But some of what is lost can be recovered, with a bit of patience. Early Vermonters may have known the taste of their own oak trees, and we can too, in about two years. Hardie and Christiansen don’t know how the local wood will affect the final taste, but they’re confident that each step matters. As a beekeeper, Hardie says, “I learned that how you take care of bees, how you take care of employees, makes it into every jar of honey. By consciously logging, we’re able to be a distillery that manages every step of the process. The only thing we know is that it will be different.”
In a loft that overlooks the distilling room at Caledonia spirits, barrels are carefully stacked and labeled with batch numbers, grain content, and dates. A lingering smell of beeswax mingles with the yeasty tang of fermentation, and shelves are crowded with dozens of experimental bottles drawn off and labeled with tape. It’s a testimony to the complexity of the process, as harvests are transformed into spirits, with flavors that mingle the essence of Vermont’s forests and fields. Down below, Ryan Christian looks at the shiny vats, and offers another telling distillation. “It’s a challenge,” he acknowledges, “but simplicity is not what we’re about.”
Sidebar: How Bob Hockert builds a barrel.
1. Find and mill a perfect white oak tree then air-dry it for one year.
2. Cut into strips, then staves, which must be both beveled and bowed.
3. “Raise the barrel.” Bind one end, then use heat and water to soften the wood. Steam the staves again before placing them in a “trusser,” a windlass that winches the second end together.
4. Let dry, then warm the barrel to begin the roasting process.
5. Light it on fire! Hockert uses a propane flame thrower to ignite the barrels, which are allowed to burn to the specifications of the distiller, from #1, a light smolder, to #5, the “alligator char,” with blistered, buckling wood.
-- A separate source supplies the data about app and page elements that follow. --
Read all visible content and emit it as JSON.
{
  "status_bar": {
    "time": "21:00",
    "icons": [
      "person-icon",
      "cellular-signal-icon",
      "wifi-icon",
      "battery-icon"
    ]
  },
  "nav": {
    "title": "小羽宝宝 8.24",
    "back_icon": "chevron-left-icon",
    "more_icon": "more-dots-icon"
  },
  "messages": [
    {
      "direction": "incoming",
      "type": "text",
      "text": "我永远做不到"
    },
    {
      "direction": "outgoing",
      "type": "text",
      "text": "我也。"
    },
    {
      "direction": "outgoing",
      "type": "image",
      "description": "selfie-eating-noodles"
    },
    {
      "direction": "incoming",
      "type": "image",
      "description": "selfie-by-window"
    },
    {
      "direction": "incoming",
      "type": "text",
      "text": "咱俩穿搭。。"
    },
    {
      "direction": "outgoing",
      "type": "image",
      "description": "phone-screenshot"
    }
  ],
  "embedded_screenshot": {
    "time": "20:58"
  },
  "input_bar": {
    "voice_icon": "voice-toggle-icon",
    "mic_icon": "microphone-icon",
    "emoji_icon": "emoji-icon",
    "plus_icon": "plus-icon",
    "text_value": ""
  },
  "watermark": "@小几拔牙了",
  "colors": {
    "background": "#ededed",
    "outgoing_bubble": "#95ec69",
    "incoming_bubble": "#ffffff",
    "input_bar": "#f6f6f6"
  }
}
6. Machine the end of the barrel, coat with beeswax, and insert the round “heads.”
7. Drive metal hoops onto the completed barrel, which is made without glue or nails.